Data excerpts
+--

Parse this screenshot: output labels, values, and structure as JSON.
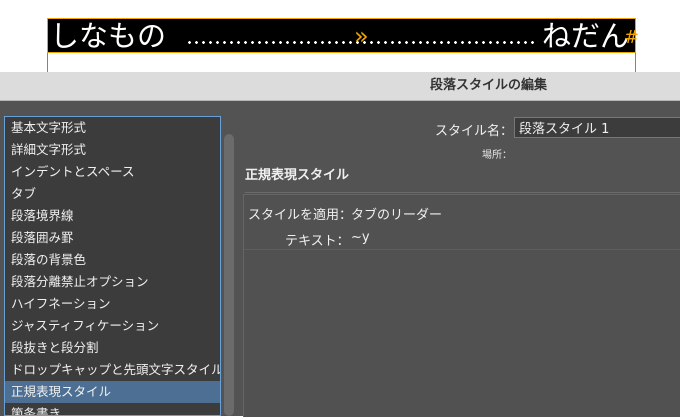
{
  "document": {
    "sample_left": "しなもの",
    "sample_right": "ねだん",
    "tab_marker": "»",
    "end_marker": "#"
  },
  "dialog": {
    "title": "段落スタイルの編集",
    "categories": [
      "基本文字形式",
      "詳細文字形式",
      "インデントとスペース",
      "タブ",
      "段落境界線",
      "段落囲み罫",
      "段落の背景色",
      "段落分離禁止オプション",
      "ハイフネーション",
      "ジャスティフィケーション",
      "段抜きと段分割",
      "ドロップキャップと先頭文字スタイル",
      "正規表現スタイル",
      "箇条書き"
    ],
    "selected_category": "正規表現スタイル",
    "style_name_label": "スタイル名：",
    "style_name_value": "段落スタイル 1",
    "location_label": "場所：",
    "section_title": "正規表現スタイル",
    "apply_style_label": "スタイルを適用：",
    "apply_style_value": "タブのリーダー",
    "text_label": "テキスト：",
    "text_value": "~y"
  },
  "colors": {
    "selection": "#4d6f94",
    "marker": "#f0a500",
    "frame": "#4a90e2",
    "panel": "#535353"
  }
}
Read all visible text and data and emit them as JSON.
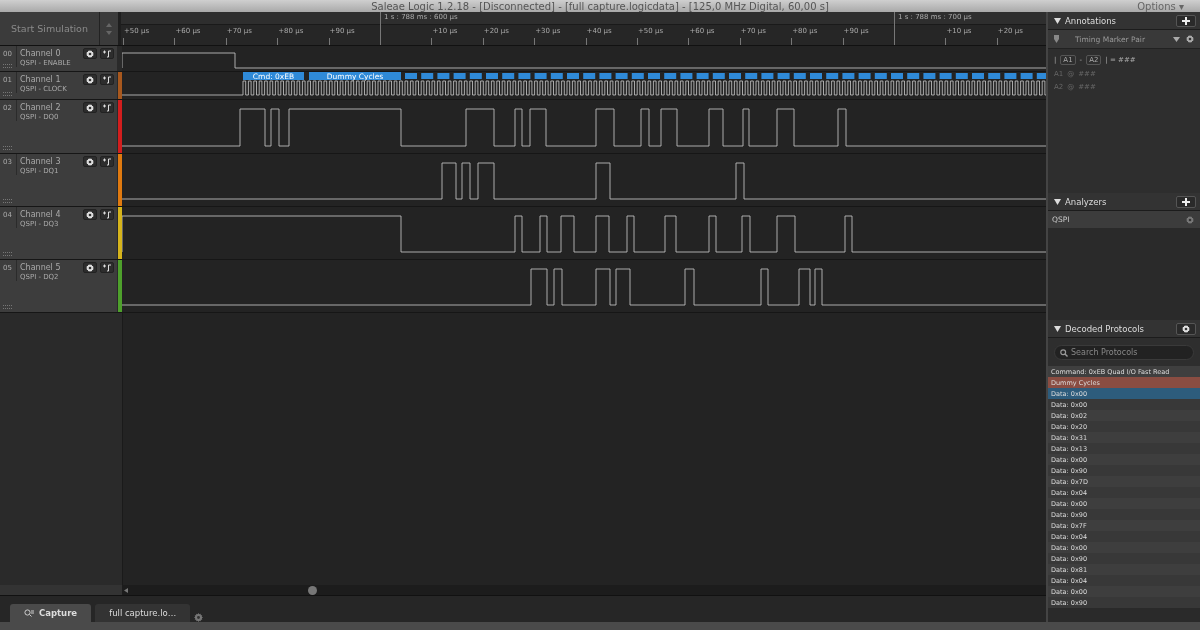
{
  "window": {
    "title": "Saleae Logic 1.2.18 - [Disconnected] - [full capture.logicdata] - [125,0 MHz Digital, 60,00 s]",
    "menu": "Options ▾"
  },
  "toolbar": {
    "start_button": "Start Simulation"
  },
  "ruler": {
    "ticks": [
      {
        "kind": "minor",
        "label": "+50 µs"
      },
      {
        "kind": "minor",
        "label": "+60 µs"
      },
      {
        "kind": "minor",
        "label": "+70 µs"
      },
      {
        "kind": "minor",
        "label": "+80 µs"
      },
      {
        "kind": "minor",
        "label": "+90 µs"
      },
      {
        "kind": "major",
        "label": "1 s : 788 ms : 600 µs"
      },
      {
        "kind": "minor",
        "label": "+10 µs"
      },
      {
        "kind": "minor",
        "label": "+20 µs"
      },
      {
        "kind": "minor",
        "label": "+30 µs"
      },
      {
        "kind": "minor",
        "label": "+40 µs"
      },
      {
        "kind": "minor",
        "label": "+50 µs"
      },
      {
        "kind": "minor",
        "label": "+60 µs"
      },
      {
        "kind": "minor",
        "label": "+70 µs"
      },
      {
        "kind": "minor",
        "label": "+80 µs"
      },
      {
        "kind": "minor",
        "label": "+90 µs"
      },
      {
        "kind": "major",
        "label": "1 s : 788 ms : 700 µs"
      },
      {
        "kind": "minor",
        "label": "+10 µs"
      },
      {
        "kind": "minor",
        "label": "+20 µs"
      }
    ]
  },
  "channels": [
    {
      "number": "00",
      "name": "Channel 0",
      "signal": "QSPI - ENABLE",
      "color": "#2a2a2a"
    },
    {
      "number": "01",
      "name": "Channel 1",
      "signal": "QSPI - CLOCK",
      "color": "#a8581e",
      "decodes": [
        "Cmd: 0xEB",
        "Dummy Cycles"
      ]
    },
    {
      "number": "02",
      "name": "Channel 2",
      "signal": "QSPI - DQ0",
      "color": "#d21e1e"
    },
    {
      "number": "03",
      "name": "Channel 3",
      "signal": "QSPI - DQ1",
      "color": "#e07a10"
    },
    {
      "number": "04",
      "name": "Channel 4",
      "signal": "QSPI - DQ3",
      "color": "#d6b41c"
    },
    {
      "number": "05",
      "name": "Channel 5",
      "signal": "QSPI - DQ2",
      "color": "#4ea02c"
    }
  ],
  "tabs": [
    {
      "label": "Capture",
      "selected": true
    },
    {
      "label": "full capture.lo…",
      "selected": false
    }
  ],
  "annotations": {
    "title": "Annotations",
    "marker": "Timing Marker Pair",
    "formula": [
      "|",
      "A1",
      "-",
      "A2",
      "| = ###"
    ],
    "markers": [
      {
        "name": "A1",
        "at": "@",
        "value": "###"
      },
      {
        "name": "A2",
        "at": "@",
        "value": "###"
      }
    ]
  },
  "analyzers": {
    "title": "Analyzers",
    "items": [
      "QSPI"
    ]
  },
  "decoded": {
    "title": "Decoded Protocols",
    "placeholder": "Search Protocols",
    "rows": [
      {
        "kind": "command",
        "label": "Command: 0xEB Quad I/O Fast Read",
        "selected": false
      },
      {
        "kind": "dummy",
        "label": "Dummy Cycles",
        "selected": false
      },
      {
        "kind": "data",
        "label": "Data: 0x00",
        "selected": true
      },
      {
        "kind": "data",
        "label": "Data: 0x00",
        "selected": false
      },
      {
        "kind": "data",
        "label": "Data: 0x02",
        "selected": false
      },
      {
        "kind": "data",
        "label": "Data: 0x20",
        "selected": false
      },
      {
        "kind": "data",
        "label": "Data: 0x31",
        "selected": false
      },
      {
        "kind": "data",
        "label": "Data: 0x13",
        "selected": false
      },
      {
        "kind": "data",
        "label": "Data: 0x00",
        "selected": false
      },
      {
        "kind": "data",
        "label": "Data: 0x90",
        "selected": false
      },
      {
        "kind": "data",
        "label": "Data: 0x7D",
        "selected": false
      },
      {
        "kind": "data",
        "label": "Data: 0x04",
        "selected": false
      },
      {
        "kind": "data",
        "label": "Data: 0x00",
        "selected": false
      },
      {
        "kind": "data",
        "label": "Data: 0x90",
        "selected": false
      },
      {
        "kind": "data",
        "label": "Data: 0x7F",
        "selected": false
      },
      {
        "kind": "data",
        "label": "Data: 0x04",
        "selected": false
      },
      {
        "kind": "data",
        "label": "Data: 0x00",
        "selected": false
      },
      {
        "kind": "data",
        "label": "Data: 0x90",
        "selected": false
      },
      {
        "kind": "data",
        "label": "Data: 0x81",
        "selected": false
      },
      {
        "kind": "data",
        "label": "Data: 0x04",
        "selected": false
      },
      {
        "kind": "data",
        "label": "Data: 0x00",
        "selected": false
      },
      {
        "kind": "data",
        "label": "Data: 0x90",
        "selected": false
      }
    ]
  }
}
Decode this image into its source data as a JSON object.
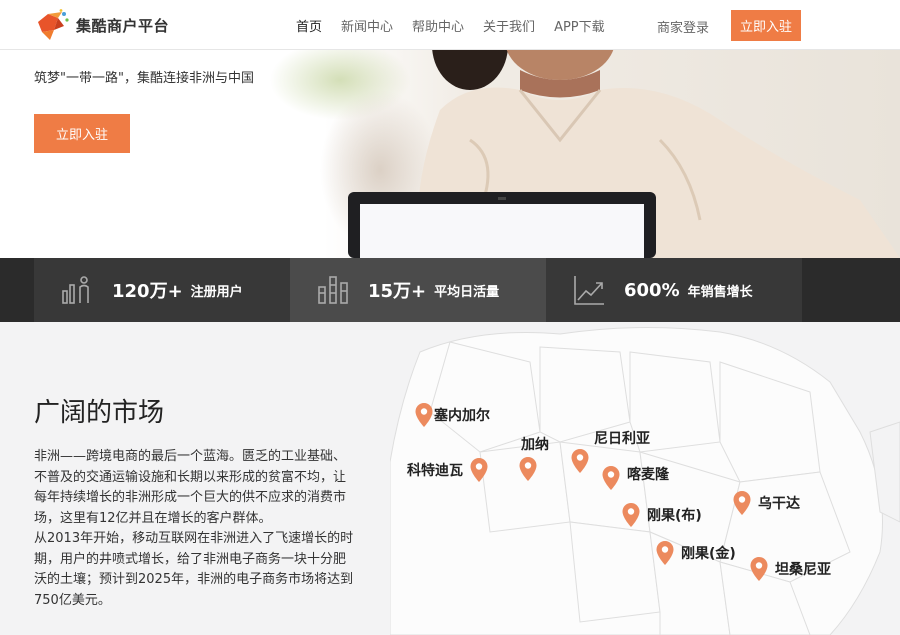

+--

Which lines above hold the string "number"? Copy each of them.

Worked solution -
      "number": "00",
      "number": "01",
      "number": "02",
      "number": "03",
      "number": "04",
      "number": "05",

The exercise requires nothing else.